Amr Darrag on the Brotherhood’s Mistakes, Sort of

Amr Darrag on the Brotherhood’s Mistakes, Sort of

From my recent article at Egypt Source: During the lead-up to the June 30 protests demanding early elections through the violent dispersal of the pro-Morsi sit-ins, several Brotherhood members spoke in vague terms of their ‘mistakes.’ It was a conciliatory gesture of sorts, admitting Morsi’s less than stellar performance but arguing this was not enough … Continue reading

The Shape of ‘Terrorism’ Outside Cairo

Following on the heels of Morsi’s trial, it is difficult to see how the Muslim Brotherhood is called a terrorist organization from within the urban settings of Cairo. But this article from the Daily Beast describes the embattled position of police elsewhere: “We never imagined that the violence could reach this point,” said Qadry Said … Continue reading

Kerry’s Visit, as Reported in Cairo and Washington

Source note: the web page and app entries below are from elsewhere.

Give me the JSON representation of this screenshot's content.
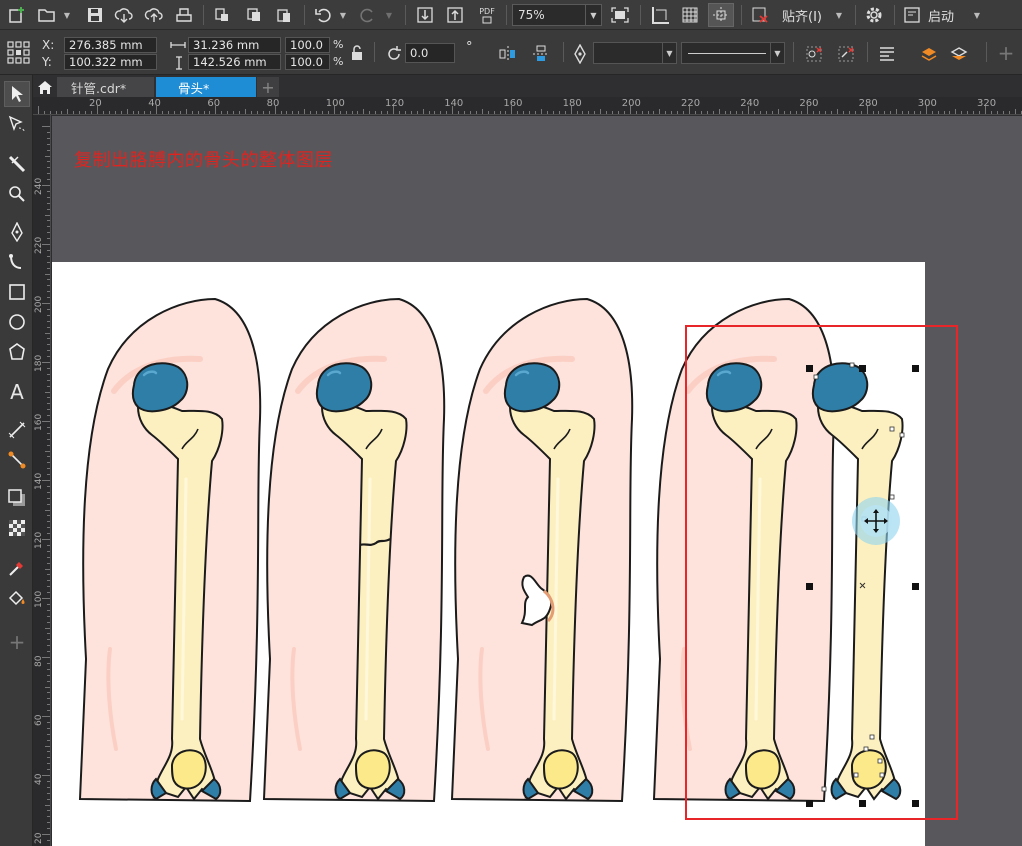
{
  "toolbar": {
    "zoom_value": "75%",
    "snap_label": "贴齐(I)",
    "launch_label": "启动",
    "pdf_label": "PDF",
    "icons": [
      "new-document-icon",
      "open-folder-icon",
      "save-icon",
      "cloud-download-icon",
      "cloud-upload-icon",
      "print-icon",
      "cut-icon",
      "copy-icon",
      "paste-icon",
      "undo-icon",
      "redo-icon",
      "import-icon",
      "export-icon",
      "publish-pdf-icon",
      "full-screen-icon",
      "rulers-icon",
      "grid-icon",
      "guidelines-icon",
      "snap-off-icon",
      "settings-gear-icon",
      "launch-icon"
    ]
  },
  "property_bar": {
    "x_label": "X:",
    "y_label": "Y:",
    "x_value": "276.385 mm",
    "y_value": "100.322 mm",
    "width_value": "31.236 mm",
    "height_value": "142.526 mm",
    "scale_x_value": "100.0",
    "scale_y_value": "100.0",
    "percent_symbol": "%",
    "rotation_value": "0.0",
    "degree_symbol": "°"
  },
  "tabs": [
    {
      "label": "针管.cdr*",
      "active": false
    },
    {
      "label": "骨头*",
      "active": true
    }
  ],
  "ruler": {
    "top_ticks": [
      "20",
      "40",
      "60",
      "80",
      "100",
      "120",
      "140",
      "160",
      "180",
      "200",
      "220",
      "240",
      "260",
      "280",
      "300",
      "320"
    ],
    "left_ticks": [
      "240",
      "220",
      "200",
      "180",
      "160",
      "140",
      "120",
      "100",
      "80",
      "60",
      "40",
      "20"
    ]
  },
  "canvas": {
    "annotation_text": "复制出胳膊内的骨头的整体图层"
  },
  "tools": [
    "pick-tool-icon",
    "shape-tool-icon",
    "crop-tool-icon",
    "zoom-tool-icon",
    "freehand-tool-icon",
    "artistic-media-tool-icon",
    "rectangle-tool-icon",
    "ellipse-tool-icon",
    "polygon-tool-icon",
    "text-tool-icon",
    "parallel-dimension-tool-icon",
    "connector-tool-icon",
    "drop-shadow-tool-icon",
    "transparency-tool-icon",
    "eyedropper-tool-icon",
    "interactive-fill-tool-icon",
    "add-tool-icon"
  ],
  "colors": {
    "skin": "#fde3dc",
    "skin_highlight": "#fbd0c6",
    "bone": "#fdf0c0",
    "bone_end": "#fbe98a",
    "bone_head": "#2e7ea8",
    "outline": "#1b1b1b",
    "annotation": "#e0231f",
    "selection_frame": "#e8262a",
    "active_tab": "#1f8dd6"
  }
}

First from Ahram Online, in very negative tones: US Secretary of State John Kerry met with top Egypt officials to convey Washington’s “deep concern” about the transitional period and to offer the US’s goodwill should developments move “on the right track,” according to Western diplomats. But on CNN, the focus brushes over any difficulties at … Continue reading

Friday Prayers for Egypt: Trial, Satire

Friday Prayers for Egypt: Trial, Satire

God, Egypt’s tests continue. Popular talk show satirist Bassem Youssef returned to the air after a long absence and subsequently lost a lot of his popularity. Praised and hated for poking fun at President Morsi and fellow Islamists, he turned his attention to the adoration mania surrounding military leader General Sisi. Not only did many … Continue reading

Surveying Foreign Christian Residents in Egypt on the Interpretation of Political Events

Surveying Foreign Christian Residents in Egypt on the Interpretation of Political Events

In Egypt’s current political struggle both sides are using the media to highlight their interpretation of events. State media is accused of turning the nation against the democratically elected president and his backers in the Muslim Brotherhood. Meanwhile, anti-Islamists target Western media in particular of having a bias toward the Brotherhood, against the military, and … Continue reading

An Unfortunate Song with a Catchy Tune

An Unfortunate Song with a Catchy Tune

This popular Egyptian song by Ali al-Haggar is titled ‘We are a People’. It was created around the time of the military action to remove President Morsi from power, showing scenes from the protests against him. Fair enough, but the lyrics do not stop at the title. The refrain continues ‘… and you are a … Continue reading

Another Coup, A Salafi Hope

Another Coup, A Salafi Hope

From my recent article in Egypt Source: In order to reverse a coup d’état, Egypt needs a coup d’état. This, in brief, is the solution to Egypt’s crisis offered by Hani Fawzi, general secretary of the Cairo-based Salafi Asala Party. It must be prompted, however, by massive protests. No longer simply the domain of the … Continue reading

What Path will Egypt’s Muslim Brotherhood Choose?

Three options are presented in an excellent and thorough analysis from the Carnegie Endowment for International Peace. I will excerpt the conclusions for each, but the whole article is worth reading. If you would like to skip over the quotations for my brief commentary, please scroll down to the end. First, on the possibility of … Continue reading

Worrisome Indications of Egypt’s Future

Most people I have interacted with since our return to Cairo are very positive about the nation’s future. They are glad to see Morsi go, the Brotherhood discredited, and though they anticipate a few hiccups from disgruntled Islamists, they expect a return to stability and normalcy within a few months. Here are two voices which … Continue reading

Obama at the UN: As Seen by an Egyptian

Obama at the UN: As Seen by an Egyptian

Many Egyptians believe the United States is deeply involved in their nation’s affairs. Some believe because of strong military ties, President Obama was behind the removal of President Morsi. Others believe because of a State Department search for a new reliable partner to do their bidding, President Obama was behind the ascent of the Muslim … Continue reading